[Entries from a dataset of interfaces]
◆ ◆ ◆

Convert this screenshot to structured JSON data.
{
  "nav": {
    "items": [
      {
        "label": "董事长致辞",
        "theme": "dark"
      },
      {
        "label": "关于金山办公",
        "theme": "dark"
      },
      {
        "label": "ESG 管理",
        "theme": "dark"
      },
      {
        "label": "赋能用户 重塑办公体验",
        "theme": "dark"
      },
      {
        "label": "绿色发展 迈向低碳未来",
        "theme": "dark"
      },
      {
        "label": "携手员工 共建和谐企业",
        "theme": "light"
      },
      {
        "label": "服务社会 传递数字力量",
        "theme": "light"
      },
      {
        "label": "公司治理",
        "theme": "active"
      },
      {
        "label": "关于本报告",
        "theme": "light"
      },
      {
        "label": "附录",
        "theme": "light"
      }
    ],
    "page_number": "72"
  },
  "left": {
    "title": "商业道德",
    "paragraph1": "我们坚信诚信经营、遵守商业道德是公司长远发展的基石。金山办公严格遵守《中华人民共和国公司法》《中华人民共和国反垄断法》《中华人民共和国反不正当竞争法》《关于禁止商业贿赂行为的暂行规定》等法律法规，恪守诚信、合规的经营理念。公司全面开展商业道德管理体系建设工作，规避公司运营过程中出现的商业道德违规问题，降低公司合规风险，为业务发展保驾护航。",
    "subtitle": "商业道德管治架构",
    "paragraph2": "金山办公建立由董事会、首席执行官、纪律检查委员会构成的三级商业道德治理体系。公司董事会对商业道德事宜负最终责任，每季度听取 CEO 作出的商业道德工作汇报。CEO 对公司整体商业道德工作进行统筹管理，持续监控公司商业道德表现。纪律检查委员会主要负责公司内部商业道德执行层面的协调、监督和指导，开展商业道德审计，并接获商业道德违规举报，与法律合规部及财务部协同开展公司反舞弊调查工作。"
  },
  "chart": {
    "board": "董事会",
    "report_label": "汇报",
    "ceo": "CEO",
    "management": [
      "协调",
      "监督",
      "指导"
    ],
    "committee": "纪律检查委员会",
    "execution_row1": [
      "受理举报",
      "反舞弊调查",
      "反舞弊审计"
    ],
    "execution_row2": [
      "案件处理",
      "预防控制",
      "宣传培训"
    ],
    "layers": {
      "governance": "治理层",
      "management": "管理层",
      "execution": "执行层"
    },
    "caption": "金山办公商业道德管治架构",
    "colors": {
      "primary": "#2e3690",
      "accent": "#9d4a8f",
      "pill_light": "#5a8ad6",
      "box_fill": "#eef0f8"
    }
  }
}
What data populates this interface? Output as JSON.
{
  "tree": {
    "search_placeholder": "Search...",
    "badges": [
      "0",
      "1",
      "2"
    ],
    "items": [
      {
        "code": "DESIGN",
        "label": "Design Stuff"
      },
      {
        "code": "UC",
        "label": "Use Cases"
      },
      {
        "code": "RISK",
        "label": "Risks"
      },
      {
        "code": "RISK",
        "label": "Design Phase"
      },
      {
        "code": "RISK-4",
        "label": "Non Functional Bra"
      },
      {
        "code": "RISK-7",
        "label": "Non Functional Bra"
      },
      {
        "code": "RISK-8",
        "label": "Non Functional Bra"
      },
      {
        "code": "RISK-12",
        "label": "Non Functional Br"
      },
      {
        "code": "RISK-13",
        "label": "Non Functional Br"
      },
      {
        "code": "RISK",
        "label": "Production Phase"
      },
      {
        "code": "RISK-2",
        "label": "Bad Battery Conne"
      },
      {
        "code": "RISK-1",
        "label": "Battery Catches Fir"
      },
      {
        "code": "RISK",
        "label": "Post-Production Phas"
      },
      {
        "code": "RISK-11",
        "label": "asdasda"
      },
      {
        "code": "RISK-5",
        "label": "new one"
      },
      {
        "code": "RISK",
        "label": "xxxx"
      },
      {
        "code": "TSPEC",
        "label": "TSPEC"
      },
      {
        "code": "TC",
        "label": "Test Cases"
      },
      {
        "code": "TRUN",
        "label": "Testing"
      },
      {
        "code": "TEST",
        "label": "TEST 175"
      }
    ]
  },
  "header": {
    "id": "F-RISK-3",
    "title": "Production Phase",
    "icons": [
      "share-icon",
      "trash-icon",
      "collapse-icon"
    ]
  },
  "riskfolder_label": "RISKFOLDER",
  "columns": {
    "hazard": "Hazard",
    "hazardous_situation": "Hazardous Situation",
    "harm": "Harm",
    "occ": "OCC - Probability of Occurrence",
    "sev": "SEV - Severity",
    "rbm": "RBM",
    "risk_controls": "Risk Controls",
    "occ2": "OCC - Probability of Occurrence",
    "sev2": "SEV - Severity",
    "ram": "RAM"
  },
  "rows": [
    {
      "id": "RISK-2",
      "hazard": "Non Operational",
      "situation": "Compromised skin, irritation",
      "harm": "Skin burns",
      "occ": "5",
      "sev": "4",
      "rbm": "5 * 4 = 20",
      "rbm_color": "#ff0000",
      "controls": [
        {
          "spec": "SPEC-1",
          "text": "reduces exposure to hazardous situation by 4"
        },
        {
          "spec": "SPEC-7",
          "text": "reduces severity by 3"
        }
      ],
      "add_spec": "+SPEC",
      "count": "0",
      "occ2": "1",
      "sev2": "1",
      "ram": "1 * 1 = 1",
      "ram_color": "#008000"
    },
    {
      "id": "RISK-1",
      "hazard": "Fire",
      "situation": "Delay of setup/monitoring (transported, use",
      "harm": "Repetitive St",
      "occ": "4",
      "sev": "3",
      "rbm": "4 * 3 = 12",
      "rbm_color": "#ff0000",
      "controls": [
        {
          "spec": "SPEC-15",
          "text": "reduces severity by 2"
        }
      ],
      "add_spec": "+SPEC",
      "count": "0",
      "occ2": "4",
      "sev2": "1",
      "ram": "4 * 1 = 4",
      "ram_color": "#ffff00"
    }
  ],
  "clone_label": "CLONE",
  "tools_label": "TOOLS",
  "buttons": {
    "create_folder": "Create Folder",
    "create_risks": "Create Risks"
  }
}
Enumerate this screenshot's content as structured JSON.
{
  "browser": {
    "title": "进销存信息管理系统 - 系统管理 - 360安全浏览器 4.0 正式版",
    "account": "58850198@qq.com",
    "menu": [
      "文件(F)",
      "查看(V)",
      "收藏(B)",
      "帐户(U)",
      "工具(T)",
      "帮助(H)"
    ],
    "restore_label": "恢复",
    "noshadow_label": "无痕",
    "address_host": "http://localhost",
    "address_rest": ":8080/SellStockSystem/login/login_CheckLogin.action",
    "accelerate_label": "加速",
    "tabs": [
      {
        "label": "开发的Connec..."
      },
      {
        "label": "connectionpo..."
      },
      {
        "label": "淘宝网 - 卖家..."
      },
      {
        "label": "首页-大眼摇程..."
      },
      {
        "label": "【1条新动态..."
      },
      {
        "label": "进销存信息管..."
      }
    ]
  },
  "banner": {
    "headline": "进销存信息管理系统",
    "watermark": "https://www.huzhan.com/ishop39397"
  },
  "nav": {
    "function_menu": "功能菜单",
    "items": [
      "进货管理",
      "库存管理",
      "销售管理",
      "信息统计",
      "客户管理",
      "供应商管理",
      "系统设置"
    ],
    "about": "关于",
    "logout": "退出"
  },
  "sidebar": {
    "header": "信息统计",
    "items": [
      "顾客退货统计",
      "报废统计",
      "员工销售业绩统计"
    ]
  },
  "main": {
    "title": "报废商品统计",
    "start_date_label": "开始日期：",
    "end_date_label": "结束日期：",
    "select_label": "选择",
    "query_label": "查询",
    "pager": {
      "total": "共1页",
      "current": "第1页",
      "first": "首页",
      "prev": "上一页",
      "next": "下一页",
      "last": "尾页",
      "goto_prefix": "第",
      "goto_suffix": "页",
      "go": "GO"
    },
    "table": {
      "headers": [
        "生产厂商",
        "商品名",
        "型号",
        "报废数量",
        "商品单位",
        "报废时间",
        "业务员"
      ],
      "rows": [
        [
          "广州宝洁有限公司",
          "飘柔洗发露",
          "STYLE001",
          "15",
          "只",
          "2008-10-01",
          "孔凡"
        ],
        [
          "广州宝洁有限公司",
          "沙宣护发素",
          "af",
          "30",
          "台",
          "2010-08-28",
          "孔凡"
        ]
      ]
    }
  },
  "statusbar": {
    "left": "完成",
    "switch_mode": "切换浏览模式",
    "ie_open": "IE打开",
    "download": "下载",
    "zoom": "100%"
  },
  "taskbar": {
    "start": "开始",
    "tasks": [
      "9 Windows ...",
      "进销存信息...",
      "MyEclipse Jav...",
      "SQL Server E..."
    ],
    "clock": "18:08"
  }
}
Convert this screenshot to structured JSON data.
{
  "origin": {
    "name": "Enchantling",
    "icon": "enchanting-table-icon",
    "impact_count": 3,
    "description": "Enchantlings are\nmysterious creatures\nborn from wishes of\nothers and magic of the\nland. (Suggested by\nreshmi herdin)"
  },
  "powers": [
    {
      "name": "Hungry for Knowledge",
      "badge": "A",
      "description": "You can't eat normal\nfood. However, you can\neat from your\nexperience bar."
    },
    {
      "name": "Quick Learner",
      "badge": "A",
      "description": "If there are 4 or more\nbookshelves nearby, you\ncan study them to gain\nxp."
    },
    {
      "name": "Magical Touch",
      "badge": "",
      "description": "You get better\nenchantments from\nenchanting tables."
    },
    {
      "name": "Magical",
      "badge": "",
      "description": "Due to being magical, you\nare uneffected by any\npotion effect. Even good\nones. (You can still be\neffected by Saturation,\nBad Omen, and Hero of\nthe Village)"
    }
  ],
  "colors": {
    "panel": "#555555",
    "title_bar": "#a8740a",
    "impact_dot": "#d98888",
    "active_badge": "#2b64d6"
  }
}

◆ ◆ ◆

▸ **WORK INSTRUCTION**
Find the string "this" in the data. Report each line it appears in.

▸ **RESPONSE AREA**
Convert this screenshot to structured JSON data.
What data populates this interface? Output as JSON.
Enumerate this screenshot's content as structured JSON.
Convert this screenshot to structured JSON data.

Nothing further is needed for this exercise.